Synonym(s): biphenyl, phenylbenzene.

biphenyl

polybrominated and polychlorinated biphenyls are widely used industrial chemicals, as flame retardants, heat transfer agents and electrical insulators.

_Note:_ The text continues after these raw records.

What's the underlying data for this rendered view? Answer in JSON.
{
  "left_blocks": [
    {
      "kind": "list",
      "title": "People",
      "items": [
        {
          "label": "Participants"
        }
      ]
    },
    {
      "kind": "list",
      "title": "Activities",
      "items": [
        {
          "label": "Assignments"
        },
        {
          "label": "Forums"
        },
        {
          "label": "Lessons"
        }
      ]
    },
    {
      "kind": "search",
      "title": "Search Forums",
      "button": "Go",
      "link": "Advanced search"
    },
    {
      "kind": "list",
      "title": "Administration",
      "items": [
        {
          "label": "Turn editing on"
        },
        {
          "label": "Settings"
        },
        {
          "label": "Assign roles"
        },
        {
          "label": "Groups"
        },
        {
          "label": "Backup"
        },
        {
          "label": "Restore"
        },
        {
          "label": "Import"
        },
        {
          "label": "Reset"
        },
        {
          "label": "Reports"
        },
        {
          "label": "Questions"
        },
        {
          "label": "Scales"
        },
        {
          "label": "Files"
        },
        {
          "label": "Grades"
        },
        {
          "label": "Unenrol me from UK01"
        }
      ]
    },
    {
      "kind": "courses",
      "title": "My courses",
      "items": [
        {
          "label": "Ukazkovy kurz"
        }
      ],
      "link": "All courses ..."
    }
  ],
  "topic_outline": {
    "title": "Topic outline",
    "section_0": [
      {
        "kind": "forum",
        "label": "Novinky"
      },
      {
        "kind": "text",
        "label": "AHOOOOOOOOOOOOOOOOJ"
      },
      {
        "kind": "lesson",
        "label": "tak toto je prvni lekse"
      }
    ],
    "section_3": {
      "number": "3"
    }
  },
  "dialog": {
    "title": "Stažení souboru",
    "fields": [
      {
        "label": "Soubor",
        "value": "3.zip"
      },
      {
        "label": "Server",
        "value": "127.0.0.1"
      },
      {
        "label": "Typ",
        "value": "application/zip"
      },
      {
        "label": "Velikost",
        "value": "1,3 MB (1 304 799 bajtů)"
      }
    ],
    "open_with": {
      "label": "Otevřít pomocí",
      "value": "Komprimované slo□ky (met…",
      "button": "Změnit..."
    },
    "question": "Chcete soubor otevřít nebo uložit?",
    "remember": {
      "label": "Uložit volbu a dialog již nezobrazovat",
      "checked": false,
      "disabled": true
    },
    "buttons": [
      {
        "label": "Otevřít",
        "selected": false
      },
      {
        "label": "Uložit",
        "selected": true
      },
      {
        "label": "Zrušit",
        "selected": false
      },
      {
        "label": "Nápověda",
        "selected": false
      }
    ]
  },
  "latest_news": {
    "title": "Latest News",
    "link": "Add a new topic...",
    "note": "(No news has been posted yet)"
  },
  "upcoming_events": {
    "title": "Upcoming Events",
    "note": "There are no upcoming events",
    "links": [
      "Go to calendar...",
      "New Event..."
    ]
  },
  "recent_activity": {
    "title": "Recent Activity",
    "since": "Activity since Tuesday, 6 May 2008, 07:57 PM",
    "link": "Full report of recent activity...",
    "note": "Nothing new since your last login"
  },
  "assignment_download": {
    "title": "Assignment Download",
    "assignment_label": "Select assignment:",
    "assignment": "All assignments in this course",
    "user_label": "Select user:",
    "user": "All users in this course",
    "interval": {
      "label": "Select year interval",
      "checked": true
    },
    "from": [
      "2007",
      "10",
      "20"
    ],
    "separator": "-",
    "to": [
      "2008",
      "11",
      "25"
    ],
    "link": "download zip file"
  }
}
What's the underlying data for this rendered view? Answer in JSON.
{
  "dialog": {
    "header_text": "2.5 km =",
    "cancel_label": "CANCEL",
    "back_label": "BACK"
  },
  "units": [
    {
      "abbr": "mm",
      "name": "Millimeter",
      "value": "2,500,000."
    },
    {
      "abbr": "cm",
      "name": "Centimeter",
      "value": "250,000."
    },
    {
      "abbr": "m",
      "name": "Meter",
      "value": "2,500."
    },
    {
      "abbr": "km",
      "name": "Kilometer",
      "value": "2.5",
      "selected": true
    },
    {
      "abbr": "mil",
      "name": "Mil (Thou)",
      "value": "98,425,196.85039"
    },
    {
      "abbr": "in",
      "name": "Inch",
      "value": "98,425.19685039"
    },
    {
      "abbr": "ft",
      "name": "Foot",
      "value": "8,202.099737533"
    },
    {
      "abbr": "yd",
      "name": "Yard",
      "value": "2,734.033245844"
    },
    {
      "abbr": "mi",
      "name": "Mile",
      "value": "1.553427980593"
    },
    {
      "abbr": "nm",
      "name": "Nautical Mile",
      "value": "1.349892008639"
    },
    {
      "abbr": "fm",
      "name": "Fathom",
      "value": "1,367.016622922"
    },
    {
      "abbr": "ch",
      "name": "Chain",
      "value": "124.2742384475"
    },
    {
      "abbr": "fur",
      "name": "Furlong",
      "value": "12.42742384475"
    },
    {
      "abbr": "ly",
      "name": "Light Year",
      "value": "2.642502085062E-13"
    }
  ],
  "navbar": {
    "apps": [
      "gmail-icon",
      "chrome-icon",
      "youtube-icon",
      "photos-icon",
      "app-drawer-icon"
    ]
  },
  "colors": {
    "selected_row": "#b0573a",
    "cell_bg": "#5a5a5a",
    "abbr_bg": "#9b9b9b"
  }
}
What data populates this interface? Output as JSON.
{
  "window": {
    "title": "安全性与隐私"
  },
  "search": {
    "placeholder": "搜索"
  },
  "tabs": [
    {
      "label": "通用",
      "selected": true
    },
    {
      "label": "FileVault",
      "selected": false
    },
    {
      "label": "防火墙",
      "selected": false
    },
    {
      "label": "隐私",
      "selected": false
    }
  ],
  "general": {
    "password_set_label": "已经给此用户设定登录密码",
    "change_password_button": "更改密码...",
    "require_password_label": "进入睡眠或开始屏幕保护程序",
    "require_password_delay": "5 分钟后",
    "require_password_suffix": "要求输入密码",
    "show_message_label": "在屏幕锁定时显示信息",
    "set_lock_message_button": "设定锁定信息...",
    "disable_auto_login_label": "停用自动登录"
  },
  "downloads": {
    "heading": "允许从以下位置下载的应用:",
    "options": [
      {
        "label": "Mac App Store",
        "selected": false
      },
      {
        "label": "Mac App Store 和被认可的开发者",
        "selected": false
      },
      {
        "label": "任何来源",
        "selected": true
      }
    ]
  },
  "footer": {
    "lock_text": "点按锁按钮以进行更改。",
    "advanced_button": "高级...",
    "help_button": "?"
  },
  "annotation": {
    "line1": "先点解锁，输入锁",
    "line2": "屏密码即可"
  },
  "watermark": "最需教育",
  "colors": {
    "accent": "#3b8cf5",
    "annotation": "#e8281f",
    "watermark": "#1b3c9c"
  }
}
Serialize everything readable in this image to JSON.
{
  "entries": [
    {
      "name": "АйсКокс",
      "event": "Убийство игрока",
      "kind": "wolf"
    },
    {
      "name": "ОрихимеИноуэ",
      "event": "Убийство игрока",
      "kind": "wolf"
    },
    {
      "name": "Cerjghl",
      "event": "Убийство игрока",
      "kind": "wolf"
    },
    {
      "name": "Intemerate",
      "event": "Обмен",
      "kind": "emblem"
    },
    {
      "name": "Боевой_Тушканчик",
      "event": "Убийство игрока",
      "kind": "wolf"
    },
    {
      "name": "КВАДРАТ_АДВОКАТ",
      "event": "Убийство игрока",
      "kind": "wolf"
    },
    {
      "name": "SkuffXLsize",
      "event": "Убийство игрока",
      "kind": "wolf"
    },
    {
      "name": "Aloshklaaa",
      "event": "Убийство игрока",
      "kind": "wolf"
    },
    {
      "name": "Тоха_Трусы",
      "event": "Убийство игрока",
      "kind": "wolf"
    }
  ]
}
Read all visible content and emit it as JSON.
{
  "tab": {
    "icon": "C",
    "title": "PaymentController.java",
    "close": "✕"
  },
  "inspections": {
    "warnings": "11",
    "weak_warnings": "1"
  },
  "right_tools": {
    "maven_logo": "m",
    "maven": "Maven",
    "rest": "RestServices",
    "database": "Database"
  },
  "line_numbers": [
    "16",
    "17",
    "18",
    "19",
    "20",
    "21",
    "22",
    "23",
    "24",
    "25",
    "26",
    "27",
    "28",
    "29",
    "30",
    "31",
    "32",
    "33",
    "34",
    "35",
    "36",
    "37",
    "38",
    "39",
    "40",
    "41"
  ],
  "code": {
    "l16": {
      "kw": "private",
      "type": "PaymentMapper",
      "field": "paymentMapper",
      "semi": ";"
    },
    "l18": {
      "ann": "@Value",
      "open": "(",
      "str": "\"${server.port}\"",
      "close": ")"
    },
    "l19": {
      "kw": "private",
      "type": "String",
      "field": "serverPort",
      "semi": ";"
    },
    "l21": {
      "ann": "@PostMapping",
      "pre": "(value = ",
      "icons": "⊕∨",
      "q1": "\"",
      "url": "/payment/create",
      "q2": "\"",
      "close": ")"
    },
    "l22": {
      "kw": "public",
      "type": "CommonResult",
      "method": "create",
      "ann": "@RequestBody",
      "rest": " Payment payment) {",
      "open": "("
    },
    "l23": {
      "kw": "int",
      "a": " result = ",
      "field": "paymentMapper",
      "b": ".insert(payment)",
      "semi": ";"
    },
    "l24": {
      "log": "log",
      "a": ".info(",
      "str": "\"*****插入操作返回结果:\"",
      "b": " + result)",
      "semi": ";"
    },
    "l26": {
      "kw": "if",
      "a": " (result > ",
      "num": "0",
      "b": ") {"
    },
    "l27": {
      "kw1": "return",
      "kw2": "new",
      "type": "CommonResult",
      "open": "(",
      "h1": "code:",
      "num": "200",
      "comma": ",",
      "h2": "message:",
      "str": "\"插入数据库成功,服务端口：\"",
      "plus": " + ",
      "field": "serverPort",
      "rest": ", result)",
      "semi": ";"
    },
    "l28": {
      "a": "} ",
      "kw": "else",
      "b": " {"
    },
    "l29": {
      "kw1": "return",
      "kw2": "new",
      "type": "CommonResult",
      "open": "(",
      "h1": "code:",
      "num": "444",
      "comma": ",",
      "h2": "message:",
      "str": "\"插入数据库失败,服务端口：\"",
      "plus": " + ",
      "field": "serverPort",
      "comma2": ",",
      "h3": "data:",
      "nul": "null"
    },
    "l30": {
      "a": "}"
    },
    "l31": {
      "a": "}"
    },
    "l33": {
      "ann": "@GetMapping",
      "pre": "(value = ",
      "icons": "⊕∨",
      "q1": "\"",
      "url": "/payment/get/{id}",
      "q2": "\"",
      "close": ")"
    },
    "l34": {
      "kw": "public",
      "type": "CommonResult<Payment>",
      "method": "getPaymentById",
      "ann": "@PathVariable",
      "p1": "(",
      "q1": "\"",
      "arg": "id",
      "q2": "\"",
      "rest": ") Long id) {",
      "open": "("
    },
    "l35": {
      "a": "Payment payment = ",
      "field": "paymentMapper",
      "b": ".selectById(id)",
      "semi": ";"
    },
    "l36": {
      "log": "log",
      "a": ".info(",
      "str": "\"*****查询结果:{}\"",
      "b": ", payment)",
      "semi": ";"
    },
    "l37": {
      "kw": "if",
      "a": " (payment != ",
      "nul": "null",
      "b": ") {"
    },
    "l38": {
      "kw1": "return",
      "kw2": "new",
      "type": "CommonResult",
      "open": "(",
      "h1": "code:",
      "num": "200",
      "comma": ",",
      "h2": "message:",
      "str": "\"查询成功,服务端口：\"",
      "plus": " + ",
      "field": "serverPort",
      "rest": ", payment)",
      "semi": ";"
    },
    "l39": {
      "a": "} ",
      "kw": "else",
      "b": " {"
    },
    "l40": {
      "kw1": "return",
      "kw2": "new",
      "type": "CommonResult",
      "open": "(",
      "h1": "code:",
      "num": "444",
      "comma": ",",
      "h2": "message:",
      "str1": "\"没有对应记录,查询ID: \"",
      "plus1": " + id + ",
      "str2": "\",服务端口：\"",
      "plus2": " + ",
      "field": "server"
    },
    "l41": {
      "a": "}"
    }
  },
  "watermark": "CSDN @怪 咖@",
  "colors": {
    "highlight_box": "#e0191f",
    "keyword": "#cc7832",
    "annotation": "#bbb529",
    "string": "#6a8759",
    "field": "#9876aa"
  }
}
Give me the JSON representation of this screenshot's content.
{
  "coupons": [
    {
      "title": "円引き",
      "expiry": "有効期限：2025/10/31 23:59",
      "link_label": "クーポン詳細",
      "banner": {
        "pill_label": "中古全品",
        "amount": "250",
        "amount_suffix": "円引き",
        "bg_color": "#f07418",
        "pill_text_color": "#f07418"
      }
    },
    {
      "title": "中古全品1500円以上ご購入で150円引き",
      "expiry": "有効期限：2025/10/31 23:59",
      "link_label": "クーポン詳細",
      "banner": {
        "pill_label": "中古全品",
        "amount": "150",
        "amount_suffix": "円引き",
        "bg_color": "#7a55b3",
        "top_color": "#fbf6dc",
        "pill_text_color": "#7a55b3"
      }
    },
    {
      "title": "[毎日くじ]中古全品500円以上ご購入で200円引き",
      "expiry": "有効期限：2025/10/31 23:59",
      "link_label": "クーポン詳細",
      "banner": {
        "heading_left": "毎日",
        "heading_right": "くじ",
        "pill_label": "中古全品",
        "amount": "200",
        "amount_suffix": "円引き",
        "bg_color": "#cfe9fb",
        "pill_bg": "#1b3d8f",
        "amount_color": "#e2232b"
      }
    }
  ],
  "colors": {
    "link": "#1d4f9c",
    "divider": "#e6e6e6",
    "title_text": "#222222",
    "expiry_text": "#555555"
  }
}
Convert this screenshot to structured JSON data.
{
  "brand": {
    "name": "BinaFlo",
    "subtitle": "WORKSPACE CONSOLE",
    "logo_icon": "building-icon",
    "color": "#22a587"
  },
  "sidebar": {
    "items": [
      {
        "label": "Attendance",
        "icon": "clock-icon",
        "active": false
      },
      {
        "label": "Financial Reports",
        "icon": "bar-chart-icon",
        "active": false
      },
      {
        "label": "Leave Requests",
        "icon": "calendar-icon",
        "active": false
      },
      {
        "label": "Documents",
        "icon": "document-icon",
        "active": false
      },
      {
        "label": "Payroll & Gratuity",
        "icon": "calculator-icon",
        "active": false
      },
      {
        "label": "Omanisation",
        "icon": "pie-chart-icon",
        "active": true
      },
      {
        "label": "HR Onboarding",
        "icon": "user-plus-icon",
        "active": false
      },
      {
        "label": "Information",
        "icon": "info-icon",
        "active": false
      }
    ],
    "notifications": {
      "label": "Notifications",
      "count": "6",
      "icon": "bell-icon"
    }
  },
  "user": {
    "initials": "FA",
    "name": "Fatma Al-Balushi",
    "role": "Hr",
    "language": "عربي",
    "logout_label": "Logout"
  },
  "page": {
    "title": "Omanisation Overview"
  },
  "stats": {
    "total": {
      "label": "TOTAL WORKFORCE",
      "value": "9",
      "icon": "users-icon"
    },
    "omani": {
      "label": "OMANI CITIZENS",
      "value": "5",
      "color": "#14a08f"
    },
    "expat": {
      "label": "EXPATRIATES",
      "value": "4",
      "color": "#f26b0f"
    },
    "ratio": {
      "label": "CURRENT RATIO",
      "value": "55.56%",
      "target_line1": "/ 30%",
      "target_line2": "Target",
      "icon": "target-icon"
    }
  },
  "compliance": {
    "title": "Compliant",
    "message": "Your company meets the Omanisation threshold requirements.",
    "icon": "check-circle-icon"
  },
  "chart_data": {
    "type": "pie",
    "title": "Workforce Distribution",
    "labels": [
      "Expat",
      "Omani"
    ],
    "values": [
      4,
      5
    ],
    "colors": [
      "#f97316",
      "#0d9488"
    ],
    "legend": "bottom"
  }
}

biphenyl poisoning
these chemicals are not known to produce illness in the average environment, but they accumulate in fat and have a very slow rate of excretion and biodegradability. Experimental poisoning causes diarrhea, poor weight gain, growth retardation and abortion.
References in periodicals archive ?
Chiral biphenyl dopants, conformationally restricted (1-8) and unrestricted (9-19) biphenyl core were investigated by using DFT studies, the computed data of dipole moment () and dihedral angle between two phenyl rings (Fig.
Another accidental food contamination event in Michigan in 1973 led to the exposure of more than 4,000 individuals to polybrominated biphenyls (PBBs).
2] Certificate of Analysis, SRM 1581, Polychlorinated Biphenyls in Oils, National Institute of Standards and Technology, Gaithersburg, MD, www.
Chapter titles: Introduction to food toxicology; Part I Assessing and managing risks: Genetic susceptibility to dietary carcinogens; Assessing the mutagenicity of chemicals in food: the case of pesticides: The impact of chemical residues: the case of polychlorinated biphenyls (PCBs): Targeted and rapid methods in analysing residues in food; Good agricultural practice and HACCP systems in the management of pesticides and veterinary residues on the farm.
Effects of a Non-Ortho-Substituted Polychiorinated Biphenyl Congener (3,3'4,4'-tetrachlorobiphenyl) on Sexual Maturation and Behavior in the Offspring of Female Rats.
2 million would generate capacity for disposal of Polychlorinated Biphenyls in future.
Researchers at the State University of New York at Albany and the Florida Fish and Wildlife Conservation Commission in Melbourne teamed up to measure flame retardants called polybrominated diphenyl ethers (PBDEs) and the electric-insulation compounds known as polychlorinated biphenyls (PCBs).
Electrophysiologic and behavioral effects of perinatal and acute exposure of rats to lead and polychlorinated biphenyls.
Some freshwater fish also have mercury and other pollutants, such as polychlorinated biphenyls (PCBs), that can lower children's I.
In 1989, the level of Aroclor 1254 (a mixture of polychlorinated biphenyls with 42 percent chlorine by weight) in fish collected from a recreational pond in Toledo, Ohio, was reported to be 44.